Can You Create On The Spot?
When it comes to creating something, are you a planner or an improviser?
In my work, I’ve started to distinguish between different creative approaches. Some people are much more comfortable with a well-planned and thought out process. Certain projects or situations necessitate this kind of approach.
Other people and circumstances call for a more spontaneous experience of the creative process. Its about allowing ideas and expressions to flow through you in the moment.
Stage vs. Street
One of my guilty pleasures is watching So You Think You Can Dance. As a dancer-at-heart, I live vicariously through the amazing people on the show. I love watching them overcome their fear and give it their all.
This season, the show has split the contestants into two groups: Stage vs. Street.
What I noticed is that the stage dancers are more on the planned side of creativity. They rehearse their routines, knowing every move in advance. They are used to learning choreography, and what they are able to produce is incredible.
The street dancers are more on the spontaneous side of creativity. They often hit the dance floor with no real idea of what is going to come out. They know their style and their core moves, but they are truly in the moment, creating something new in front of an audience… and a tv camera! That experience has it’s own power, even beyond the actual dance moves.
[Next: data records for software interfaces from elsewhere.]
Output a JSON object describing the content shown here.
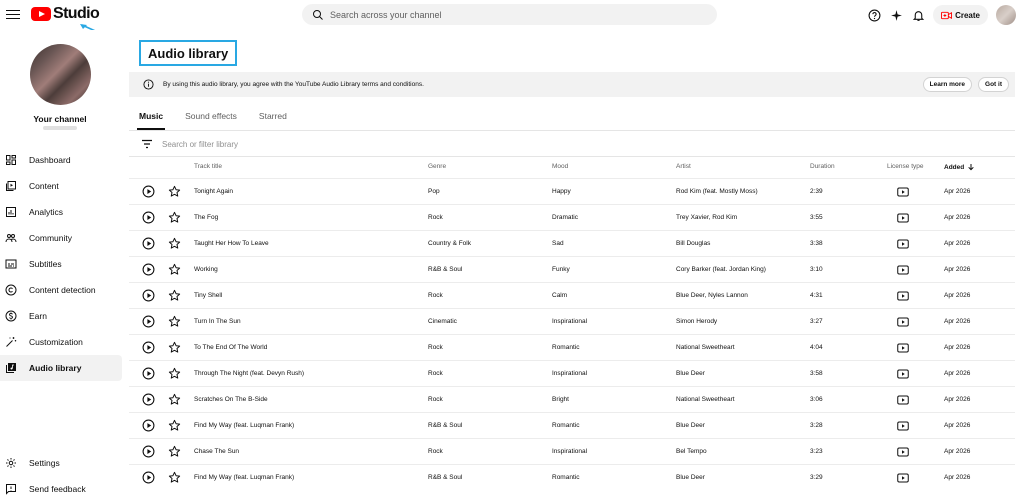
{
  "header": {
    "logo_text": "Studio",
    "search_placeholder": "Search across your channel",
    "create_label": "Create"
  },
  "sidebar": {
    "channel_label": "Your channel",
    "items": [
      {
        "label": "Dashboard",
        "icon": "dashboard-icon"
      },
      {
        "label": "Content",
        "icon": "content-icon"
      },
      {
        "label": "Analytics",
        "icon": "analytics-icon"
      },
      {
        "label": "Community",
        "icon": "community-icon"
      },
      {
        "label": "Subtitles",
        "icon": "subtitles-icon"
      },
      {
        "label": "Content detection",
        "icon": "copyright-icon"
      },
      {
        "label": "Earn",
        "icon": "dollar-icon"
      },
      {
        "label": "Customization",
        "icon": "magic-wand-icon"
      },
      {
        "label": "Audio library",
        "icon": "audio-library-icon",
        "active": true
      }
    ],
    "bottom_items": [
      {
        "label": "Settings",
        "icon": "gear-icon"
      },
      {
        "label": "Send feedback",
        "icon": "feedback-icon"
      }
    ]
  },
  "main": {
    "title": "Audio library",
    "notice": {
      "text": "By using this audio library, you agree with the YouTube Audio Library terms and conditions.",
      "learn_more": "Learn more",
      "got_it": "Got it"
    },
    "tabs": [
      {
        "label": "Music",
        "active": true
      },
      {
        "label": "Sound effects",
        "active": false
      },
      {
        "label": "Starred",
        "active": false
      }
    ],
    "filter_placeholder": "Search or filter library",
    "columns": {
      "track": "Track title",
      "genre": "Genre",
      "mood": "Mood",
      "artist": "Artist",
      "duration": "Duration",
      "license": "License type",
      "added": "Added"
    },
    "rows": [
      {
        "title": "Tonight Again",
        "genre": "Pop",
        "mood": "Happy",
        "artist": "Rod Kim (feat. Mostly Moss)",
        "duration": "2:39",
        "added": "Apr 2026"
      },
      {
        "title": "The Fog",
        "genre": "Rock",
        "mood": "Dramatic",
        "artist": "Trey Xavier, Rod Kim",
        "duration": "3:55",
        "added": "Apr 2026"
      },
      {
        "title": "Taught Her How To Leave",
        "genre": "Country & Folk",
        "mood": "Sad",
        "artist": "Bill Douglas",
        "duration": "3:38",
        "added": "Apr 2026"
      },
      {
        "title": "Working",
        "genre": "R&B & Soul",
        "mood": "Funky",
        "artist": "Cory Barker (feat. Jordan King)",
        "duration": "3:10",
        "added": "Apr 2026"
      },
      {
        "title": "Tiny Shell",
        "genre": "Rock",
        "mood": "Calm",
        "artist": "Blue Deer, Nyles Lannon",
        "duration": "4:31",
        "added": "Apr 2026"
      },
      {
        "title": "Turn In The Sun",
        "genre": "Cinematic",
        "mood": "Inspirational",
        "artist": "Simon Herody",
        "duration": "3:27",
        "added": "Apr 2026"
      },
      {
        "title": "To The End Of The World",
        "genre": "Rock",
        "mood": "Romantic",
        "artist": "National Sweetheart",
        "duration": "4:04",
        "added": "Apr 2026"
      },
      {
        "title": "Through The Night (feat. Devyn Rush)",
        "genre": "Rock",
        "mood": "Inspirational",
        "artist": "Blue Deer",
        "duration": "3:58",
        "added": "Apr 2026"
      },
      {
        "title": "Scratches On The B-Side",
        "genre": "Rock",
        "mood": "Bright",
        "artist": "National Sweetheart",
        "duration": "3:06",
        "added": "Apr 2026"
      },
      {
        "title": "Find My Way (feat. Luqman Frank)",
        "genre": "R&B & Soul",
        "mood": "Romantic",
        "artist": "Blue Deer",
        "duration": "3:28",
        "added": "Apr 2026"
      },
      {
        "title": "Chase The Sun",
        "genre": "Rock",
        "mood": "Inspirational",
        "artist": "Bel Tempo",
        "duration": "3:23",
        "added": "Apr 2026"
      },
      {
        "title": "Find My Way (feat. Luqman Frank)",
        "genre": "R&B & Soul",
        "mood": "Romantic",
        "artist": "Blue Deer",
        "duration": "3:29",
        "added": "Apr 2026"
      }
    ]
  },
  "colors": {
    "brand_red": "#ff0000",
    "highlight_blue": "#29a8e3",
    "text": "#0f0f0f",
    "muted": "#606060"
  }
}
When it came time for the street dancers to learn choreography, many of them struggled. They had never planned their dancing before, not to mention having to learn someone else’s steps.
But I would imagine that if the stage dancers were made to improvise something with no preparation, many of them would struggle as well.
It’s a continuum
You see, the spontaneity of creativity is a continuum. Okay, that’s a lot of big words, but here’s what I mean.
Very rarely is something completely spontaneous or completely planned. There are elements of both.
A speaker who has outlined his talk goes on the stage with a plan, but doesn’t know the exact words that will come out of his mouth.
Another speaker may have written their entire speech out, choosing to read it from a podium.
Those two approaches are at different points on the continuum. They also feel different to the audience.
We React Differently
Planned creativity is often more polished. It strives for perfection. Although we all know that there is no such thing!
Experiencing a highly planned demonstration of creativity can cause the audience to be amazed by the artistry, the ideas, and the talent that is displayed. It also allows the audience to think critically about it, knowing each piece was carefully chosen.
Spontaneous creativity provides a unique experience that will only happen once, and as observers we react to it differently.
In watching an act of spontaneous creativity, we are drawn in not by the attempt to approach perfection, but by the uncertainty of watching the creative process unfold. The vulnerability of the creator brings out our empathy and we want to support them. We are less likely to judge the outcome. Instead we simply enjoy the moment.
Looking at how you create things for your business, where do you fall on the continuum? Sometimes being too far over on the planning side can cause you to become stalled in the process. Is it time to inject a little improvisation? Does that scare you a little?
Leave a comment and let me know. And create on!